About 75 percent of the adults surveyed indicated that they either agree or strongly agree with the statement, “There is an ultimate purpose and plan for every person’s life.” more >>
Hoping to provide useful data to help settle the Southern Baptist Convention’s dilemma on whether to change the Christian denomination’s name, a research group released a study Wednesday on how Americans view the SBC along with other faith groups.
The majority of Americans have a favorable impression of Southern Baptists, according to the LifeWay Research study. However, 40 percent of respondents have an unfavorable view of the denomination and more than a third strongly assume an SBC church is not for them.

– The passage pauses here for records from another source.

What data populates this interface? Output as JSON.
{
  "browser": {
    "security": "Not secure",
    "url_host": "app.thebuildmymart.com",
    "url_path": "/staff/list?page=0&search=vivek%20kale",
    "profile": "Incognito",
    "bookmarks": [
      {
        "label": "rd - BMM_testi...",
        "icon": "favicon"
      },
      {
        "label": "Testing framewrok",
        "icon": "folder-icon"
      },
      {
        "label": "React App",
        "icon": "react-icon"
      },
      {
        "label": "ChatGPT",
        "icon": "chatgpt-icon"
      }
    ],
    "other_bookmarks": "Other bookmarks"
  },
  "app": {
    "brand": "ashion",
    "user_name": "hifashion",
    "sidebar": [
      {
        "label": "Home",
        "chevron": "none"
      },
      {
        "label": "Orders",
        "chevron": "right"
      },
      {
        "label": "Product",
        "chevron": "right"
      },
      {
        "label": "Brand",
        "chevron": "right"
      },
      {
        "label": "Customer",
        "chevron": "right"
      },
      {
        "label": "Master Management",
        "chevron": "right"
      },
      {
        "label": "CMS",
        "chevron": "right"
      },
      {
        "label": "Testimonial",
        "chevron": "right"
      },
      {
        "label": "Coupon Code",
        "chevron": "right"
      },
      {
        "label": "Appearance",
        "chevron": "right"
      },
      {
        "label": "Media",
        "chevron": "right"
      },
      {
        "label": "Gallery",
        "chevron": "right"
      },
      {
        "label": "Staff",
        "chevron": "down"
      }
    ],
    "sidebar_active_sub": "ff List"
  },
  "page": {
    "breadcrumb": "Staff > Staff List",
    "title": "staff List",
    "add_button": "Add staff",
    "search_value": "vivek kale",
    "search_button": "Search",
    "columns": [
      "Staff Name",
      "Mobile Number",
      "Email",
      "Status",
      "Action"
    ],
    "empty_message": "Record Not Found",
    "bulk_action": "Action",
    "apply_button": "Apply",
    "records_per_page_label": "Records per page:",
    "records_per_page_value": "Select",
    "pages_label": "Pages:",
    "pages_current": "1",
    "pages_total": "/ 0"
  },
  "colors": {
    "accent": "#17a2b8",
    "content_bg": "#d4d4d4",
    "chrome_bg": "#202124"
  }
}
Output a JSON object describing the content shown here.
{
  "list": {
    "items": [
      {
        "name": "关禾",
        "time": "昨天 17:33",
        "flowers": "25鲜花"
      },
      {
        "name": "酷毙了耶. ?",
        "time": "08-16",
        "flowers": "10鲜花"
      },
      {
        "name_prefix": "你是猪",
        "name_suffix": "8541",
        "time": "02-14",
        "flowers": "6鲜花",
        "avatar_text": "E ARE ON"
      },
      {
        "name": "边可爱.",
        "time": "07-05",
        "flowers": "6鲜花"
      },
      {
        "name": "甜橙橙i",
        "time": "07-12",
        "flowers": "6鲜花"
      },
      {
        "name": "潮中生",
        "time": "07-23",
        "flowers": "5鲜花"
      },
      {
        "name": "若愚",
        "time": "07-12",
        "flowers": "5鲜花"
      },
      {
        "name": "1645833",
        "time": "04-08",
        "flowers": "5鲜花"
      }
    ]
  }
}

The negative viewpoint is slightly higher (44 percent) among the unchurched, according to the study. more >>
The charges of child sexual assault and the alleged cover-up revolving around the Penn State University football team are pushing Christian leaders throughout the U.S. to respond with warnings and advice to pastors and congregations on how to protect children.
One such response came from evangelical leader Dr. Thom Rainer, who is president and CEO of LifeWay Christian Resources, an arm of the Southern Baptist Convention. Rainer addressed pastors, youth leaders, and lay leaders in a post published on his website Thursday that outlined five “absolutely necessary steps that will avoid problems before they occur” while protecting children from sexual predators.
The LifeWay publishing executive, who describes himself as an avid college football fan and devoted family man, also wrote that “the university’s sexual abuse scandal has saddened and angered me, because it is everyone’s job to protect our children.” more >>
Although a majority of Protestant pastors consider themselves privileged to be in ministry, many also feel then can be prone to discouragement and loneliness, according to a study released by LifeWay Research earlier this week.
More than half (55 percent) of the 1,000 U.S. Protestant pastors surveyed by the faith-based research group said they agreed with the statement, “I find it easy to get discouraged.” The same percentage of pastors also said that being in pastoral ministry makes them feel lonely at times.
However, a full 98 percent agree with the statement, “I feel privileged to be a pastor,” with 93 percent strongly agreeing. Only about a half-percent of the pastors disagree with the statement, according to the survey. more >>
Americans who make Bible reading a part of their everyday life prefer word-for-word translations of the original Greek and Hebrew over thought-for-thought translations, according to a new study released by LifeWay Research.
In the study using 2,000 Bible readers, people were asked whether they prefer “word-for-word translations, where the original words are translated as exactly as possible” or “thought-for-thought translations, where the translators attempt to reproduce the intent of the original thought rather than translating the exact words.”
Sixty-one percent chose word-for-word, according to Nashville-based LifeWay Research. more >>